**TASK OBJECTIVE**
Filter the entries, keeping every line with the string "toml".

◆ ◆ ◆ ◆ ◆

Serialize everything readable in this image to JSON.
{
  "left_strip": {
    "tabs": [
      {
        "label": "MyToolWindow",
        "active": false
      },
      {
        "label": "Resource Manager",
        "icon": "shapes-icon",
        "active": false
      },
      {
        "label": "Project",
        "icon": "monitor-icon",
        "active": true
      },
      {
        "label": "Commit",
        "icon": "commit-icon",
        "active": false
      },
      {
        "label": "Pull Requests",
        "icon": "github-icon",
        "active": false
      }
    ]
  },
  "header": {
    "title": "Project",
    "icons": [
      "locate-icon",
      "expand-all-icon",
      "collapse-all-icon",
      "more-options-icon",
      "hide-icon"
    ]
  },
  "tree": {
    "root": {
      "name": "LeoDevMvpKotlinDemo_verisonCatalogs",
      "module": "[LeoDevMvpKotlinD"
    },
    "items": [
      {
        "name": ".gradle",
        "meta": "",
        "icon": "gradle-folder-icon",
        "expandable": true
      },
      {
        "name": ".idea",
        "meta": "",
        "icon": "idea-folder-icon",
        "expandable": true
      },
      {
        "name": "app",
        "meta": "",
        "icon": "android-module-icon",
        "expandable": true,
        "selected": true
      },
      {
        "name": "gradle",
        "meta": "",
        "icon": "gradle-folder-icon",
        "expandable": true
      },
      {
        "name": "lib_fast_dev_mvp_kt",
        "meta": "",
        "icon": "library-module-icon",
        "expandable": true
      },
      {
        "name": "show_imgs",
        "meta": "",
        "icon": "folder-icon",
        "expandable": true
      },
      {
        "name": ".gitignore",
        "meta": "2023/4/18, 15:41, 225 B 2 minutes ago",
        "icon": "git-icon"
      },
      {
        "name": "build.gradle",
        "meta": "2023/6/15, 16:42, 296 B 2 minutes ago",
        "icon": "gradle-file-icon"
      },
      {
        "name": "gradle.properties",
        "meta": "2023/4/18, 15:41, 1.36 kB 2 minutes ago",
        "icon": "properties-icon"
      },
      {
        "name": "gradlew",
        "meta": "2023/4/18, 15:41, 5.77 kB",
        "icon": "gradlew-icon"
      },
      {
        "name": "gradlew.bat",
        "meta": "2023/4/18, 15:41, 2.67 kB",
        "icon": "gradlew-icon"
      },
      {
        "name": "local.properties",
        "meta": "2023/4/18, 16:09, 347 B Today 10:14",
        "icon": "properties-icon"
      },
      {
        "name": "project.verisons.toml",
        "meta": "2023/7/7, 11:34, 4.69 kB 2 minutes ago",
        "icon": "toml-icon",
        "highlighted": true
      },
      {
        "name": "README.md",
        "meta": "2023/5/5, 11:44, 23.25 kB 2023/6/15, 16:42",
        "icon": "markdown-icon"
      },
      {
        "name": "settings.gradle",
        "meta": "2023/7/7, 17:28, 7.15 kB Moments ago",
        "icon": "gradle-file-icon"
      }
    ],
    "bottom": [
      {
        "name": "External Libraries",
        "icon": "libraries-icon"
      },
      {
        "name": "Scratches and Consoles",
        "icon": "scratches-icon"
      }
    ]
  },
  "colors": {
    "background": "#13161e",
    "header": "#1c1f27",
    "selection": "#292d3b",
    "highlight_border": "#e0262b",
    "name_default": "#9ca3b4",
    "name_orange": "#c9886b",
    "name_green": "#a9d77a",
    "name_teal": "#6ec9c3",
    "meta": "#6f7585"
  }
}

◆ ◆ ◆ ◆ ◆

**SOLUTION**
        "name": "project.verisons.toml",
        "icon": "toml-icon",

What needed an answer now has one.